Venezuelan nationals, hoping to get jobs at hotels and restaurants across the country, will be offered training at the T&T Hospitality & Tourism Institute, better known as the hotel school.
Chief executive officer of the Trinidad Hotels, Restaurant and Tourism Association Brian Frontin said, “We already have had discussions with our international partners on the training products in Spanish, so we know what products we looking at targeting. One of them will be guest service, and of course, we have specialist training in housekeeping, any of those culinary and restaurant service type service standards. So we have the products, we already exploring them in Spanish,
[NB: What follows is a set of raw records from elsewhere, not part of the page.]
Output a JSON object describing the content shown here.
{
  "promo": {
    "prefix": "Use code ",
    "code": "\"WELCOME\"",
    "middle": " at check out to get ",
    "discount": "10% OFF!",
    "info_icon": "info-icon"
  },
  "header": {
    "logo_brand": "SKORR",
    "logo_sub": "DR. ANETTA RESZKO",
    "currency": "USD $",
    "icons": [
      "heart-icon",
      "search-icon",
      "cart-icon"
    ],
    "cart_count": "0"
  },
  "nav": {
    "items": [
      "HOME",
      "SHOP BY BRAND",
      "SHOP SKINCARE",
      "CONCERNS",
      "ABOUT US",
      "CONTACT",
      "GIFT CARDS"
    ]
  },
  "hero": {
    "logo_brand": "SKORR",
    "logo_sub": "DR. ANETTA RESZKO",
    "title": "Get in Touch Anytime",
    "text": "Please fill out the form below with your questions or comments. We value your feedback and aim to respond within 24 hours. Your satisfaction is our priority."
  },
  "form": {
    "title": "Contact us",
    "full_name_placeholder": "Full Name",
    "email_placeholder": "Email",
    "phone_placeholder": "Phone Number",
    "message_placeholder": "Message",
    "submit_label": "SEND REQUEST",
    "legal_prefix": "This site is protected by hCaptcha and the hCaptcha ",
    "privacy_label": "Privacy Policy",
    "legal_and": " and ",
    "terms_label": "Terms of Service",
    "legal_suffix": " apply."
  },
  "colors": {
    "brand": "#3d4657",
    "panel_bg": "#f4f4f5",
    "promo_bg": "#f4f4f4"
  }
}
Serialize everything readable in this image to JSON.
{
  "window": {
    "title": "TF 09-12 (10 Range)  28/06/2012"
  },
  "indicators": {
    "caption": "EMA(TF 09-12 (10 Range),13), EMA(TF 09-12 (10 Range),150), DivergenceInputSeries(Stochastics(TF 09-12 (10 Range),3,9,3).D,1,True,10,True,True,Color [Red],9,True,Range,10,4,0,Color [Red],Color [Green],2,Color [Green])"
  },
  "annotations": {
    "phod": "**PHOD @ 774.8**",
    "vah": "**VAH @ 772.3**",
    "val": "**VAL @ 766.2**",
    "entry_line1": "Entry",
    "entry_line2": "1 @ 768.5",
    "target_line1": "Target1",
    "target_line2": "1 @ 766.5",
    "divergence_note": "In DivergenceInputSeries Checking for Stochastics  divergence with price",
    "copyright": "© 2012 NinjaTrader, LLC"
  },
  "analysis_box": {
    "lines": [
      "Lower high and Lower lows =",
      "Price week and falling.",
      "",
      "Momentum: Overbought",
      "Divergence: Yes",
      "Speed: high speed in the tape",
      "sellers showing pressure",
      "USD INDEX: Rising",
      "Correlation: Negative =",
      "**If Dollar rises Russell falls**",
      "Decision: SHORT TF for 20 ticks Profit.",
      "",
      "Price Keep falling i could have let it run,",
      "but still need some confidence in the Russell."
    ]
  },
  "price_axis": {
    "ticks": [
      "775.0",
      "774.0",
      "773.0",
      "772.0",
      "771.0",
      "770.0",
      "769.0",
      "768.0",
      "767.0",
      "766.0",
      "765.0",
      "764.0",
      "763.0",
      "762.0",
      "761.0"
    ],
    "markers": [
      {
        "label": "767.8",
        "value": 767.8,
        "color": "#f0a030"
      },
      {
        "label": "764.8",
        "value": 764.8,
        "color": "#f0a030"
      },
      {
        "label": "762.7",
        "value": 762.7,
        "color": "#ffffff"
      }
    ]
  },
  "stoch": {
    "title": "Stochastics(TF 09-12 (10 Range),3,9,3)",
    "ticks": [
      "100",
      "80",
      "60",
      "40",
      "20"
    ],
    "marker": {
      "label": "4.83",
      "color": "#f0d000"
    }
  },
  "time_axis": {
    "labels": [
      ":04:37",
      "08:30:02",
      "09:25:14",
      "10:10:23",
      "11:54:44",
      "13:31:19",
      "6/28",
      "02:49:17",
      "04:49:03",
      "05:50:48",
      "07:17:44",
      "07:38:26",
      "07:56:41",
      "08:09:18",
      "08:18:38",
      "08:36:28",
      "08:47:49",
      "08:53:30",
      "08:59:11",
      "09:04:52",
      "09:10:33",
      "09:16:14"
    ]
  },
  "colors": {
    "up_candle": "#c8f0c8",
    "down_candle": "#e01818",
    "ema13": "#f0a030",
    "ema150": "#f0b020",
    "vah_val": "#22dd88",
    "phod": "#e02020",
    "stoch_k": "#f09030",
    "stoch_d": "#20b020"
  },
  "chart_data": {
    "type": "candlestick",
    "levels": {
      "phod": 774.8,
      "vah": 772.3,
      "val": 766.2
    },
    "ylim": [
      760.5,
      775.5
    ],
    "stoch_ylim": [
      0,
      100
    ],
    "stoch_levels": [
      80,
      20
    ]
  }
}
He added: “The next question is there enough interest by the hotels and restaurants to do that direct hiring at this time.”
In a telephone interview, Frontin said some of his members had been asking about the possibility of hiring Venezuelan nationals in light of the recent registration process, which has allowed the migrants to obtain permits to work for one year in this country.
He said, “There has been an expression of interest yes. So that’s why we felt an impetus to move forward the initial reaction were as long as they are properly registered, and as long as we can set a baseline standard for hospitality service, we would consider actively training and then creating a database is the goal.”
Frontin said in some cases, Venezuelan nationals who had been working in T&T for several years, had been pointing out individuals in the migrant community who may be suited to the industry. But, he stressed it is important that those brought into work are properly trained to work.
“Those who actively interested I think the hotels and restaurants would want to have some comfort level that the person they have taken aboard has received a minimum standard of training,” he said.
Frontin also explained that the THRTA was also doing a survey to assess where the migrants would be most needed.
He said, “The question would be how many properties are interested. What are the numbers, what are the vacancies available etc and of course balancing that with the demand for our local citizens for the same job. That’s another factor that we would be bringing into the conversation.”
Frontin added: “If willing, what would be the sort of roles and positions that would be filled. Because everyone would have an acute sense of which roles are difficult to fill.”
The survey had begun prior to completion of the migrant registration process, which was due to finish last Friday, buy officially ended earlier this week.
“Once we get that sense of it, we can have a more data-based approach to what type of training we should be offering and who are the persons likely to be filled in those roles going forward. It doesn’t make sense saying we need 100 bartenders trained and we have a bartending community in Trinidad already. You end up with a sort of oversupply,” said Frontin.
- by Peter Christopher